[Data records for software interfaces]
[Start of Attachment]

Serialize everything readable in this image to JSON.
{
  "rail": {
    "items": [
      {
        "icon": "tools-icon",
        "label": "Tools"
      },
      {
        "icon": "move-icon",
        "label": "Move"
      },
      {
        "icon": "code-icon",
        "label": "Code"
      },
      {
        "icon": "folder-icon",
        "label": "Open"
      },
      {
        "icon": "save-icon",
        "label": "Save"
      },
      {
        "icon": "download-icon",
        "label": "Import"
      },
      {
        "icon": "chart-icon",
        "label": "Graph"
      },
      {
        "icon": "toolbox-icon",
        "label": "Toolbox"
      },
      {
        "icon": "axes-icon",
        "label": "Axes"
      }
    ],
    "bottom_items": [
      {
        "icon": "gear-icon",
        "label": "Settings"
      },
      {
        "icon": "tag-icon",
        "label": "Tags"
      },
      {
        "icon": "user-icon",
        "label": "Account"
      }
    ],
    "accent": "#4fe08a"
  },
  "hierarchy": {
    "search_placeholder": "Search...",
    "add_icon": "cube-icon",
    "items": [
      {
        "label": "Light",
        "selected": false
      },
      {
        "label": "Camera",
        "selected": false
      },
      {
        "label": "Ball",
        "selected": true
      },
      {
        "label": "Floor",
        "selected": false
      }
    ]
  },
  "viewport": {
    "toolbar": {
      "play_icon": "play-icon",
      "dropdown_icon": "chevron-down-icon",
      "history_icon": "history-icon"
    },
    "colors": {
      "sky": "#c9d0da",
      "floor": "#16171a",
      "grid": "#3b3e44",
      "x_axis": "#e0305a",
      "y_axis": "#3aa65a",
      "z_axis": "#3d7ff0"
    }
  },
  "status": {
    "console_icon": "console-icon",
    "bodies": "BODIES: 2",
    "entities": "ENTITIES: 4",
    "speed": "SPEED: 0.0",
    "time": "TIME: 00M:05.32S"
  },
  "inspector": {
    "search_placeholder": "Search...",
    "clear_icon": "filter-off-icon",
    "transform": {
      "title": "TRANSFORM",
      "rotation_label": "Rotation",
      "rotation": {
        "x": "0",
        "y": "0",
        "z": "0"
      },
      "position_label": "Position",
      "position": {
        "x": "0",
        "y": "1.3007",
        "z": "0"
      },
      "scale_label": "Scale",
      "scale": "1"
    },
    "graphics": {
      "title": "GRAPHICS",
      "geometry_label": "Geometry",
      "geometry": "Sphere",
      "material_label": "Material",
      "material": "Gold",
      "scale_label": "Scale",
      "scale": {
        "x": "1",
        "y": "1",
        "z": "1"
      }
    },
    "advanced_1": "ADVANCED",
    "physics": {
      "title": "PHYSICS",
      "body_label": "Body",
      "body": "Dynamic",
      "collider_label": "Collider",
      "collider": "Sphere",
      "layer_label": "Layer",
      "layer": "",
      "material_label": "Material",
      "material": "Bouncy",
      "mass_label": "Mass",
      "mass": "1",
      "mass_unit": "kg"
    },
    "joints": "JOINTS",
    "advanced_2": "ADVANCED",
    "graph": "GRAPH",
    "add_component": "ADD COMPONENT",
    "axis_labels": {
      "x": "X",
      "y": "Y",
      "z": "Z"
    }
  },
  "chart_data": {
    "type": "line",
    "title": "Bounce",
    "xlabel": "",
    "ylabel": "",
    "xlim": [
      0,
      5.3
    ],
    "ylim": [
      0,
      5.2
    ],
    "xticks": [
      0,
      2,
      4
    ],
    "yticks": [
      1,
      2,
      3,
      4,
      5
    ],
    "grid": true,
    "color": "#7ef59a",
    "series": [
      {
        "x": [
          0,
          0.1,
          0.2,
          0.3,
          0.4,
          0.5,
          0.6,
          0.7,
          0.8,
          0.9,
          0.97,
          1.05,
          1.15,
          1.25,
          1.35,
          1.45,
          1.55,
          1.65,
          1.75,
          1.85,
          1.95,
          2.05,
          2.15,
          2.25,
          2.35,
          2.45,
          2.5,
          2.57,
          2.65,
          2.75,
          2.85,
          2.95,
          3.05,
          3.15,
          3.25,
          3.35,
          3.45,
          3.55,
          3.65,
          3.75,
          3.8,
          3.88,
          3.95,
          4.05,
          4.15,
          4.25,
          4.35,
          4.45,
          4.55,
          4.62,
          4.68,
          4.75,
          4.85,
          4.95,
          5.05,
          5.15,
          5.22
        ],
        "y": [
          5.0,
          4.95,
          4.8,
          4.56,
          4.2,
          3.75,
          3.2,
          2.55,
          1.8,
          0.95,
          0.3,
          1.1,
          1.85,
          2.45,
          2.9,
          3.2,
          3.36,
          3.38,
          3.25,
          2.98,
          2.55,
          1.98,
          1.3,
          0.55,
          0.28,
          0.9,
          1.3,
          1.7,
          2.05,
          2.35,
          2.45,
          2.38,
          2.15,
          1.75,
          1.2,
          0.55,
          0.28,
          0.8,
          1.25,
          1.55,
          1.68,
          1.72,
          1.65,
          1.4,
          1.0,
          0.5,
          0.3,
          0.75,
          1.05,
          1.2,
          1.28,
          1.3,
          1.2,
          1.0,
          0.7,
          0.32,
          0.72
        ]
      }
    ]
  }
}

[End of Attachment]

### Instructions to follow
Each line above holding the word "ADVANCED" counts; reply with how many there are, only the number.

### Answer to the exercise
2